One of the other most noticeable changes can be seen along the lengthy expanse of the wing's leading edge. The whole leading edge, tip to root, is now fully encased in a TKS metallic anti-icing fluid diffusion system that produces icing protection across a much wider span (nearly four feet more) than the wings of old. With 30 minutes more TKS protection available (in normal mode, some 15 minutes more in "max" mode) thanks to the larger fluid tank, the Cirrus is better equipped to deal with the perilous hazards of icing encounters when some poor soul blunders where he or she plainly should not be (and once again, you know who you are, too).

The more comprehensive TKS installation raises some interesting possibilities... as the additional protection, larger fluid capacity and a number of other small details leave one to question whether or not the Cirrus series may soon be headed for known-icing certification.

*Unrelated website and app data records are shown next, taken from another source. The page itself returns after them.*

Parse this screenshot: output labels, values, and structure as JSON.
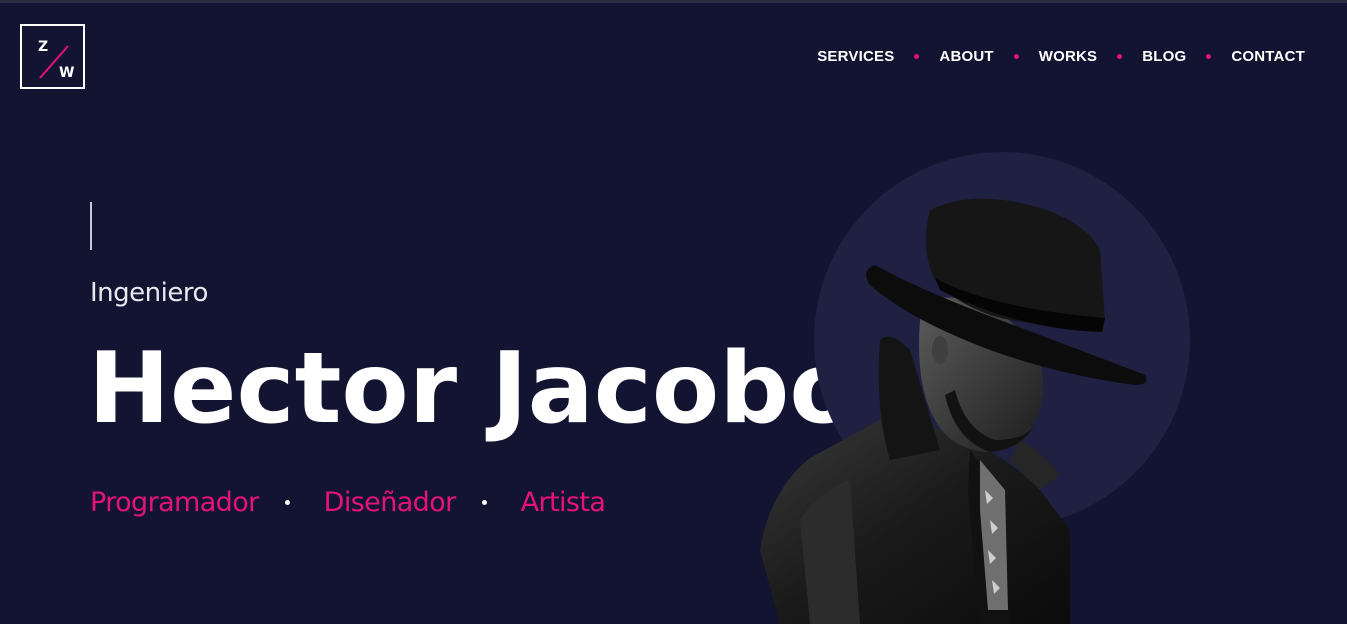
{
  "logo": {
    "top_letter": "Z",
    "bottom_letter": "W",
    "accent": "#e5127a"
  },
  "nav": {
    "items": [
      {
        "label": "SERVICES"
      },
      {
        "label": "ABOUT"
      },
      {
        "label": "WORKS"
      },
      {
        "label": "BLOG"
      },
      {
        "label": "CONTACT"
      }
    ]
  },
  "hero": {
    "subtitle": "Ingeniero",
    "name": "Hector Jacobo",
    "roles": [
      "Programador",
      "Diseñador",
      "Artista"
    ],
    "image": "portrait-man-with-hat"
  },
  "colors": {
    "background": "#131432",
    "accent": "#e5127a",
    "circle": "#1f2042",
    "text": "#ffffff"
  }
}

Most of the necessary elements seem to be in place and with this new installation, one sees few reasons why Cirrus (especially with the Turbo) may not be within spitting distance of being able to certify this bird for flight into (knowingly) more frigid conditions. We shall see.

 

Next: more details on the many changes that make up a Cirrus G3 and why we think they're a great addition to the line-up.

Note: Sorry for the delay in posting this report, but efforts to cover Lakeland (and the ridiculous issues we have to deal with, there) as well as accomplish a number of other missions, taxed ANN to the max. Since ANN's Jim Campbell is the sole press photographer on board the Zero-G 727 this week as Professor Stephen Hawking gets to try out weightlessness, the rest of this series may take a while to complete. Keep an eye out for it... it'll be worth the wait.